Three tracks from this set have already made it onto vinyl/cd - for all you millions of Pere Ubu fans out there. On the other hand, the rest of the set hasn’t...which means you need it! On the other hand, for those of you who haven’t yet discovered Ubu...well, try the “The Modern Dance” first...‘cause mid/late 70s Pere Ubu was (and is) one of the very finest rock’n’roll bands of all time...

And this set also includes the (great) Peter Laughner on guitar...sadly soon to follow his self-destructive muse to its logical conclusion.

Well...what does it sound like?

To be sure, the source was a, we can’t expect miracles. On the other hand, given the source, the result is is damned impressive. As the allmusic review says... “The feeling that almost anything could happen is tangible.” The result, to my mind, is something unparalleled. In the studio, Ubu were more poised and angular...but live, especially at this stage, they rocked ferociously...being but months away from Rocket From The Tombs.

“Heart of Darkness” opens...a huge version (nearly eight minutes long) that transforms the darkly masterful groove of the studio version into something brutely physical. Rhythm guitars careen like Rocket From the Tombs at their best, and both Laughner & Herman are in savagely atonal form on their lead excursions...the band would never sound half as savage again...and all for a tiny (and extremely lucky) audience. “30 Seconds Over Tokyo” & “Final Solution”, in particular, strip paint off the a way their studio counterparts never quite did.

The only thing lacking - aside from a better quality master! - is Allen Ravenstein...who didn’t want to play live at this stage, and was replaced (as on their second single) by the underrated Dave Thomas, on EML syth & the defiantly cheap Ace Tone organ.
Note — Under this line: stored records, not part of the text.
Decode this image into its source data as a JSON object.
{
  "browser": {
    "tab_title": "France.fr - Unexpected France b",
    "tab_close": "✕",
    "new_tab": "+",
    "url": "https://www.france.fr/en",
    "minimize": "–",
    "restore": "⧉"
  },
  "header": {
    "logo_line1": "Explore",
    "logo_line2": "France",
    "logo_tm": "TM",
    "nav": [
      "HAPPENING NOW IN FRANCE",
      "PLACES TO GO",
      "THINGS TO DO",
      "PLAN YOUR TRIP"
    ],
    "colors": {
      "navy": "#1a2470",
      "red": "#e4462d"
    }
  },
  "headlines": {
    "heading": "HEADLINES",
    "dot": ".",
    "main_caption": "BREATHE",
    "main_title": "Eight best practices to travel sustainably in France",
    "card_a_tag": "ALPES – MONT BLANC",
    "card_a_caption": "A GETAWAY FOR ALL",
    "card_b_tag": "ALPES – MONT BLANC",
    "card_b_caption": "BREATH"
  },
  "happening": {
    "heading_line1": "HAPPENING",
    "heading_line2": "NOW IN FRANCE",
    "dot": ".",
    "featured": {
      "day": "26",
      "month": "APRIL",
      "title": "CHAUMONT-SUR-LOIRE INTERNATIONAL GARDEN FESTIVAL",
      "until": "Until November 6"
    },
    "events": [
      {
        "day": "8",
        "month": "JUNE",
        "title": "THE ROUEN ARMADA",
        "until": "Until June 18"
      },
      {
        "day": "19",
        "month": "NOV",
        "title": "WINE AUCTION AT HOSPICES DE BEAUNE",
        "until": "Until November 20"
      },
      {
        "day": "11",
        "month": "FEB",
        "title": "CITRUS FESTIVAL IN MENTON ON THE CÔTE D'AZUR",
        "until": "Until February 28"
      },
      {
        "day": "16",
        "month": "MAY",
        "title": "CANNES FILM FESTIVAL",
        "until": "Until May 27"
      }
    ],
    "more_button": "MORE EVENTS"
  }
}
There’s an earlier/slower version of what became “Non Alignment Pact” in “Gone Gone Gone”, but the old/new songs we know are otherwise largely in their final form...although many - esp. “30 Seconds Over Tokyo” - are restored to their (original) epic dimensions. For good measure, there’re also covers of Seeds, Velvets & Stooges classics, of which my favourite is their monstrous attack on “I Wanna Be Your Dog” (admittedly, an autodestructive “Heroin” comes damn close), complete w/some of Peter Laughner’s most eloquent playing...and a sad reminder of what the world lost went he went missing.

As I said before, not for the novice...but clearly essential for everyone else.

John Henry Calvinist